“Stay here with the donkey,” Abraham told the servants. “The boy and I will travel a little farther. We will worship there, and then we will come right back.” Genesis 22:5 

“We will worship there.” As far as everyone else knew, they were climbing the mountain to offer a sacrifice. Only Abraham knew that it was to be a sacrifice of his most beloved possession: his son. THAT was the first example of worship: putting God first to the point of sacrificing what’s most important.

Are you willing to do that? Would you sacrifice the thing most important to you to prove to God that He truly is first. What would that thing be? For some of us it might be an addiction or habit. Maybe it’s your work or what others think of you. Maybe it’s giving up control or letting go of the outcome. Oh how we like to think we can actually control things. Or perhaps it is trusting God with our kids.

We don’t need to literally burn “the thing” on a physical altar. But I would lovingly encourage you today, right now, prayerfully and honestly ask God to show you what you have allowed to take precedence over Him. Then (and this is the hard part), worship Him by letting go of “the thing” and put God first.

David & Garfunkel

I have played piano since I was 8 years old. I’ve sang since I learned to speak my first words. Literally. Ask my mom. I grew up in church and have been a part of worship teams off and on since my sophomore year of high school. Music holds a special place in my heart. It’s an instant soul connection. From writer to listener, singer to audience, soul to soul. My favorite thing in the world is to hear a song and “feel the feels” of whatever the songwriter is communicating.

I recently told a friend, “I’m a worshipper.” While, yes, all believers should be worshippers, I feel that some of us musician types get an extra dose of that thing David had. I imagine young, pre-king David hanging out with a flock of sheep, playing his lyre and writing music. I also envision him as a long-haired, Simon & Garfunkel type, chilling on the hillside, playing and writing. His desire was not to become a famous rockstar, but rather to write songs for the simple sake of worshipping God.

This whole scenario in my head got me thinking, “what was God’s intention for worship?” So I went on a super nerdy study journey. Cuz that’s what I do.

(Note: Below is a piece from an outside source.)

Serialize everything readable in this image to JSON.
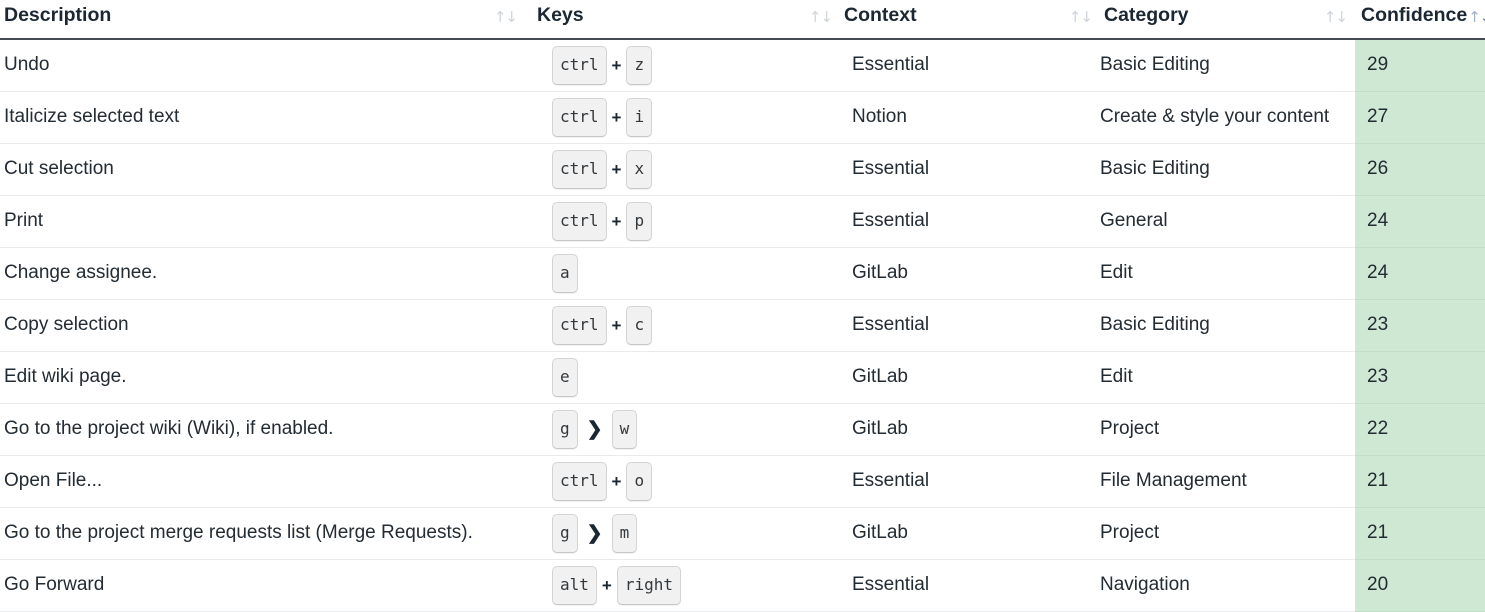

First, I narrowed it down by recognizing what worship is NOT. Worship is not entertainment for a crowd. It’s not a certain style of Jesus music. Worship isn’t an ego boost for musicians (that stings for the prima donnas). It’s not only for those on stage or for the most talented, trendiest super-clique at church. Worship is not a popularity contest.

So if that’s what worship is NOT, then what is it to be? According to Webster’s: Worship is to render reverence and homage to someone/something.

Most importantly, worship is a posture. It’s a heart response to God, Who He is, and gratitude for all He’s done. Worshippers exalt God to His rightful place. Exalt means to lift up, or make more important than everything else. As worshippers, our purpose is to bring God to the forefront and let everything else fade into the background.

Worship gets distorted when we try to make it about us. Musicians (myself included) are very good at being the center of attention. We want people to notice our incredible talent and sheer awesomeness. But worship isn’t about me… or you. It’s about God. Worship is about making Him the central focus because it is in Him that we live and move and have our being. It is only because of His creation that we are creative. It is only in and through God that we have the gifts and talents we do. Worship is simply using those gifts and talents back to Him.

So the next time you join or lead corporate worship, gently (or not so gently) remind yourself that it’s not all about you. But rather, it’s all about Who God is. And when you bring Him to the forefront and make it all about magnifying God in your focus, He can show up in your life in miraculous ways!

“I will praise the name of God with a song,
And will magnify Him with thanksgiving.” Psalm 69:30